Passing on to the second standard, the protection of the employer's privacy rights, we again come upon Detroit Edison, supra. In that case the employer expressed a concern regarding the production of employee psychological aptitude testing scores in the face of a union demand for their disclosure. The employer was concerned with the necessity to insure the future integrity of those tests, used as a basis for promotions, and to protect the examinee's privacy interests. To meet these allegations the Court placed safeguards to prevent a breach of the valid privacy interests of both the employer and the employees involved.


In recognition of this issue, the unions in the present case offered to minimize the intrusion into the privacy of the Company's transaction by proposing that the price information in the agreement be deleted and by agreeing to keep the contents of the document confidential. Thereafter, the Board in its order also showed sensitivity to this problem by allowing the Company to strike the irrelevant price information from the contract, and by ordering the Pressman's and the BTU to maintain the confidentiality of the conditions of this contract. These safeguards have narrowed within tolerable limits the restricted intrusion into what is primarily a private business transaction, while at the same time permitting the bargaining agents to fulfill their statutory duties toward the employees they represent.
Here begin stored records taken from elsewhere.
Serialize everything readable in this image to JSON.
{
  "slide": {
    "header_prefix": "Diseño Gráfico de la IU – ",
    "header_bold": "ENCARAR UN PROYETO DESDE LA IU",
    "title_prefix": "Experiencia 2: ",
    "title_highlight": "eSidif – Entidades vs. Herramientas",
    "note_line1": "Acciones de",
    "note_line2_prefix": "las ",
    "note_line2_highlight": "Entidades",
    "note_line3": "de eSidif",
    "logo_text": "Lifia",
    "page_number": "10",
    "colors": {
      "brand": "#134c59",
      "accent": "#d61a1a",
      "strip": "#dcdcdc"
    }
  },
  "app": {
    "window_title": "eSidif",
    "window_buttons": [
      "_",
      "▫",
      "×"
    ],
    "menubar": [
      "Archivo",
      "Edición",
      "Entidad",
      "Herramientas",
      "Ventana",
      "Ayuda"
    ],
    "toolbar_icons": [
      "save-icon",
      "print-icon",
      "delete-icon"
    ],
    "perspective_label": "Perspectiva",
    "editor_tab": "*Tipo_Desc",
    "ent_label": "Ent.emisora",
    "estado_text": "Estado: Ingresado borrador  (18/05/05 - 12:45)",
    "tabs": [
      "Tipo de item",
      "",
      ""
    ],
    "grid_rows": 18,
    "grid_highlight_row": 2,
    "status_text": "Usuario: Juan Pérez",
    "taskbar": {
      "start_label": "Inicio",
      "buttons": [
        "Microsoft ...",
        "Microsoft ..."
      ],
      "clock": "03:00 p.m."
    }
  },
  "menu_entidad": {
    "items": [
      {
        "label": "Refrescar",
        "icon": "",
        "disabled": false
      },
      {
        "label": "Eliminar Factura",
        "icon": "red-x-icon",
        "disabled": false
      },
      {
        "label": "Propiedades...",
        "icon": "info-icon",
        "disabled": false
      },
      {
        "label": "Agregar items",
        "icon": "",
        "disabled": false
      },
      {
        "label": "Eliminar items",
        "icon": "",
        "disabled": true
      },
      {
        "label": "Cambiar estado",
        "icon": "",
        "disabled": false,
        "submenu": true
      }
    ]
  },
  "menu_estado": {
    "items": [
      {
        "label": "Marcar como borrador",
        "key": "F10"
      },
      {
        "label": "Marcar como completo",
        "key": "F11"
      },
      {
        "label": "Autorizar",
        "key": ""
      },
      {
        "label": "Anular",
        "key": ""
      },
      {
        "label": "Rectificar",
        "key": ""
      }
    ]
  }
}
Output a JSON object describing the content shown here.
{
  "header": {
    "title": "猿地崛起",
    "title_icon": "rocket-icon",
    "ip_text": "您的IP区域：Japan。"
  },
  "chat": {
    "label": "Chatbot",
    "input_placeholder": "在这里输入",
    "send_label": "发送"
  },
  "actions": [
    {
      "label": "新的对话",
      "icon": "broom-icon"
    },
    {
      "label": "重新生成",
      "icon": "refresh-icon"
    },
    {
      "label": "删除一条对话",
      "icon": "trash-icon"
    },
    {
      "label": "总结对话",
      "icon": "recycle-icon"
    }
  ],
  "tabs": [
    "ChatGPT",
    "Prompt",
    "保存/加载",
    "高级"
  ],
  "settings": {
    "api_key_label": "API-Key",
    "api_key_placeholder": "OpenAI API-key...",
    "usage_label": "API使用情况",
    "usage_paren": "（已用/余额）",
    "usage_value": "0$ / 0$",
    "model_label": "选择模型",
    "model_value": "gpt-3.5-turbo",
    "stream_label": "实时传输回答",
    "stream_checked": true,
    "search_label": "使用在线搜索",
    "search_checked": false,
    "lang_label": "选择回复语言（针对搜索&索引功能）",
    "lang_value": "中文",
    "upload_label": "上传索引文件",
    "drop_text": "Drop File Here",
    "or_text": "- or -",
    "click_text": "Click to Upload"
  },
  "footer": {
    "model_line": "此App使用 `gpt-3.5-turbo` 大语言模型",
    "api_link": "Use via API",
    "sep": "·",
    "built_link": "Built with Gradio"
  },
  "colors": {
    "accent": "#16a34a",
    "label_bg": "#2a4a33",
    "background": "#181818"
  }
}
Moreover, the Company, despite making the conclusory statement that the Agreement is confidential, has indicated neither the presence of any special circumstances nor the likelihood of some specific harm.


The Board has considered and reasonably applied both prongs of the balancing test. Therefore, the application of the Board for enforcement of its order is granted.


29 U.S.C. Secs. 141, et seq


"Effects bargaining" is bargaining related to the consequences of an employer closing or selling its place. First National Maintenance Corp. v. N.L.R.B., 452 U.S. 666, 681, 101 S.Ct. 2573, 2582, 69 L.Ed.2d 318 (1981)


29 U.S.C. Secs. 158(a)(1) and (5). Section 8(a)(1) of the Act states that it is an unfair labor practice for an employer "to interfere with, restrain, or coerce employees in the exercise of the rights guaranteed in [Section 7]." Section 7 of the Act (29 U.S.C. Sec. 157) guarantees employees the right, among other things, "to self-organization, to form, join, or assist labor organizations, to bargain collectively through representatives of their own choosing, and to engage in other concerted activities for the purpose of collective bargaining...."

Section 8(a)(5) of the Act states in pertinent part that it is an unfair labor practice for an employer "to refuse to bargain collectively with the representatives of his employees...." Section 8(d) of the Act (29 U.S.C. Sec. 158(d)) defines "to bargain collectively," in pertinent part, as "the performance of the mutual obligation of the employer and the representative of the employees to meet at reasonable times and confer in good faith with respect to wages, hours, and other terms and conditions of employment, or the negotiation of an agreement, or any question arising thereunder, and the execution of a written contract incorporating any agreement reached if requested by either party...."


While trial evidence is relevant only if it is probative of a consequential fact, see Fed.R.Evid. 401, evidence is relevant for discovery purposes even if it only "appears reasonably calculated to lead to the discovery" of evidence which would be admissible at trial. Fed.R.Civ.P. 26(b)(1)